Atopic Dermatitis: Nerological or Immune Problem?

New evidence supports the patient-reported sensation that «eczema is the itch that rashes,» Yosipovitch told Medscape Medical News.

The research, published in Nature and presented during the President’s Symposium at the 28th European Academy of Dermatology and Venereology Congress in Madrid, shows that neurons serving the skin directly interact with mast cells to trigger the massive histamine release associated with atopic dermatitis inflammation.

These new findings confirm a direct role for the nervous system, which is responsible for the itchiness and was already implicated in the inflammation.

«We, as a profession, have this thinking that eczema is an immune condition, and we forget that the immune system works with nerves,» Yosipovitch explained. «Ten years ago, you wouldn’t accept it because there weren’t any data.»

«Eczema Is the Itch That Rashes»

Atopic dermatitis, a form of eczema, is far more than just itching skin. The condition cycles through flares and remissions and can take over the entire body, leading to discomfort and inflammation. In fact, the root of «eczema» is a Greek word for boiling, which is an apt description of the burning inflammation and itching people experience.

Eczema affects about one in five children, some of whom show signs of it shortly after birth. Genetic variants can increase susceptibility.

For newborns at high risk for eczema, the pre-emptive application of petroleum jelly might delay onset or limit escalation, one study suggests. However, studies on the use of cream emollients and oil baths have yielded disappointing results, as reported by Medscape Medical News.

The investigators used dust mite antigens from the skin of reactive patients to induce a reaction in mice.

The condition is so similar in mice and humans that it is difficult to distinguish samples from one another at the microscopic level, presenter Nicolas Gaudenzio, PhD, an immunologist at INSERM in Toulouse, France, told Medscape Medical News.

For their study, Gaudenzio and his colleagues used several mouse models to show that sensory neurons and immune cells work together to detect allergens related to the common dust mite.

The team pursued this research question because levels of neuropeptides — signaling molecules produced by sensory neurons called nociceptors — are elevated in people with atopic dermatitis, as are markers for mast cells.

To examine the association between neurons and mast cells, the researchers exposed mice to dust mite allergens and monitored their skin.

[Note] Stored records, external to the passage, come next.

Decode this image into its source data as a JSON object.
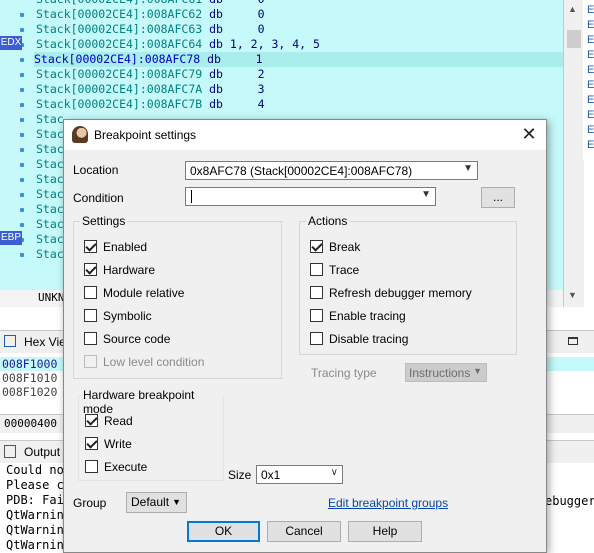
{
  "disasm": {
    "lines": [
      {
        "seg": "Stack[00002CE4]:008AFC61",
        "op": "db",
        "arg": "    0"
      },
      {
        "seg": "Stack[00002CE4]:008AFC62",
        "op": "db",
        "arg": "    0"
      },
      {
        "seg": "Stack[00002CE4]:008AFC63",
        "op": "db",
        "arg": "    0"
      },
      {
        "seg": "Stack[00002CE4]:008AFC64",
        "op": "db",
        "arg": "1, 2, 3, 4, 5"
      },
      {
        "seg": "Stack[00002CE4]:008AFC78",
        "op": "db",
        "arg": "    1"
      },
      {
        "seg": "Stack[00002CE4]:008AFC79",
        "op": "db",
        "arg": "    2"
      },
      {
        "seg": "Stack[00002CE4]:008AFC7A",
        "op": "db",
        "arg": "    3"
      },
      {
        "seg": "Stack[00002CE4]:008AFC7B",
        "op": "db",
        "arg": "    4"
      },
      {
        "seg": "Stac",
        "op": "",
        "arg": ""
      },
      {
        "seg": "Stac",
        "op": "",
        "arg": ""
      },
      {
        "seg": "Stac",
        "op": "",
        "arg": ""
      },
      {
        "seg": "Stac",
        "op": "",
        "arg": ""
      },
      {
        "seg": "Stac",
        "op": "",
        "arg": ""
      },
      {
        "seg": "Stac",
        "op": "",
        "arg": ""
      },
      {
        "seg": "Stac",
        "op": "",
        "arg": ""
      },
      {
        "seg": "Stac",
        "op": "",
        "arg": ""
      },
      {
        "seg": "Stac",
        "op": "",
        "arg": ""
      },
      {
        "seg": "Stac",
        "op": "",
        "arg": ""
      }
    ],
    "reg_edx": "EDX",
    "reg_ebp": "EBP",
    "unk_text": "UNKN"
  },
  "right_pane": {
    "letter": "E"
  },
  "hex_view": {
    "title": "Hex View",
    "rows": [
      "008F1000",
      "008F1010",
      "008F1020"
    ],
    "status": "00000400"
  },
  "output": {
    "title": "Output",
    "lines": [
      "Could no",
      "Please c",
      "PDB: Fai",
      "QtWarnin",
      "QtWarnin",
      "QtWarnin"
    ],
    "right_text": "ebugger"
  },
  "dialog": {
    "title": "Breakpoint settings",
    "location_label": "Location",
    "location_value": "0x8AFC78 (Stack[00002CE4]:008AFC78)",
    "condition_label": "Condition",
    "condition_value": "",
    "ellipsis_label": "...",
    "settings_title": "Settings",
    "settings": [
      {
        "label": "Enabled",
        "checked": true,
        "disabled": false
      },
      {
        "label": "Hardware",
        "checked": true,
        "disabled": false
      },
      {
        "label": "Module relative",
        "checked": false,
        "disabled": false
      },
      {
        "label": "Symbolic",
        "checked": false,
        "disabled": false
      },
      {
        "label": "Source code",
        "checked": false,
        "disabled": false
      },
      {
        "label": "Low level condition",
        "checked": false,
        "disabled": true
      }
    ],
    "actions_title": "Actions",
    "actions": [
      {
        "label": "Break",
        "checked": true
      },
      {
        "label": "Trace",
        "checked": false
      },
      {
        "label": "Refresh debugger memory",
        "checked": false
      },
      {
        "label": "Enable tracing",
        "checked": false
      },
      {
        "label": "Disable tracing",
        "checked": false
      }
    ],
    "tracing_type_label": "Tracing type",
    "tracing_type_value": "Instructions",
    "hw_title": "Hardware breakpoint mode",
    "hw_modes": [
      {
        "label": "Read",
        "checked": true
      },
      {
        "label": "Write",
        "checked": true
      },
      {
        "label": "Execute",
        "checked": false
      }
    ],
    "size_label": "Size",
    "size_value": "0x1",
    "group_label": "Group",
    "group_value": "Default",
    "edit_groups_link": "Edit breakpoint groups",
    "ok_label": "OK",
    "cancel_label": "Cancel",
    "help_label": "Help"
  }
}
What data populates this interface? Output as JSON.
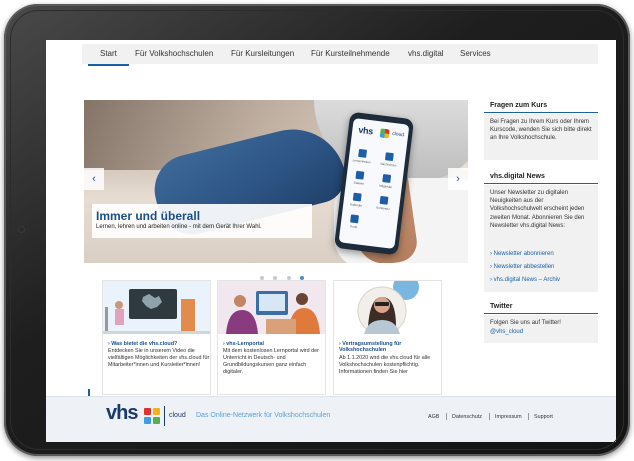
{
  "nav": {
    "items": [
      "Start",
      "Für Volkshochschulen",
      "Für Kursleitungen",
      "Für Kursteilnehmende",
      "vhs.digital",
      "Services"
    ],
    "active_index": 0
  },
  "hero": {
    "title": "Immer und überall",
    "subtitle": "Lernen, lehren und arbeiten online - mit dem Gerät Ihrer Wahl.",
    "prev_icon": "chevron-left-icon",
    "next_icon": "chevron-right-icon",
    "prev_glyph": "‹",
    "next_glyph": "›",
    "slide_count": 4,
    "active_slide": 4,
    "phone_logo": "vhs",
    "phone_cloud": "cloud",
    "phone_tiles": [
      "Lerneinheiten",
      "Nachrichten",
      "Dateien",
      "Mitglieder",
      "Kalender",
      "Konferenz"
    ],
    "phone_bottom": "Profil"
  },
  "cards": [
    {
      "title": "› Was bietet die vhs.cloud?",
      "text": "Entdecken Sie in unserem Video die vielfältigen Möglichkeiten der vhs.cloud für Mitarbeiter*innen und Kursleiter*innen!"
    },
    {
      "title": "› vhs-Lernportal",
      "text": "Mit dem kostenlosen Lernportal wird der Unterricht in Deutsch- und Grundbildungskursen ganz einfach digitaler."
    },
    {
      "title": "› Vertragsumstellung für Volkshochschulen",
      "text": "Ab 1.1.2020 wird die vhs.cloud für alle Volkshochschulen kostenpflichtig. Informationen finden Sie hier"
    }
  ],
  "sidebar": {
    "course": {
      "heading": "Fragen zum Kurs",
      "text": "Bei Fragen zu Ihrem Kurs oder Ihrem Kurscode, wenden Sie sich bitte direkt an Ihre Volkshochschule."
    },
    "news": {
      "heading": "vhs.digital News",
      "text": "Unser Newsletter zu digitalen Neuigkeiten aus der Volkshochschulwelt erscheint jeden zweiten Monat. Abonnieren Sie den Newsletter vhs.digital News:",
      "links": [
        "› Newsletter abonnieren",
        "› Newsletter abbestellen",
        "› vhs.digital News – Archiv"
      ]
    },
    "twitter": {
      "heading": "Twitter",
      "text": "Folgen Sie uns auf Twitter!",
      "handle": "@vhs_cloud"
    }
  },
  "footer": {
    "logo": "vhs",
    "cloud": "cloud",
    "tagline": "Das Online-Netzwerk für Volkshochschulen",
    "links": [
      "AGB",
      "Datenschutz",
      "Impressum",
      "Support"
    ]
  },
  "colors": {
    "accent": "#1b5fa8",
    "brand_dark": "#1b3a6b",
    "tagline": "#5a9fd6",
    "logo_red": "#e0312c",
    "logo_yellow": "#f3b21b",
    "logo_blue": "#3aa0dc",
    "logo_green": "#5ab14a"
  }
}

They found that nociceptors, which transmit pain and itch messages, and mast cells do not chat with each other from a distance. Instead, they cluster together and make physical contact, with the mast cells gathering around the nociceptors like bees around a hive.

We don’t really know why some people are reacting and others are not.

We don’t really know why some people are reacting and others are not.

Although these neuron–mast cell units seem to be part of normal immune defense, not everyone reacts to ubiquitous dust mite allergens. In some people, «they can literally fire up the nerve fibers,» he pointed out, «but we don’t really know why some people are reacting and others are not. That’s a black box.»

Nociceptors and mast cells occur in other tissues that show an allergic response, the researchers explain, including the lungs, upper airways, and gut.

After his presentation, audience questions to Gaudenzio homed in on the same subject: Does this discovery mean new therapeutic possibilities for this sometimes-intractable condition?

That is not clear, Gaudenzio said, but the next steps will be to block the interaction between the sensory neuron and the mast cells to see if doing so forestalls the cascade of events that leads to the inflammation.

28th European Academy of Dermatology and Venereology (EADV) Congress. Presented October 12, 2019.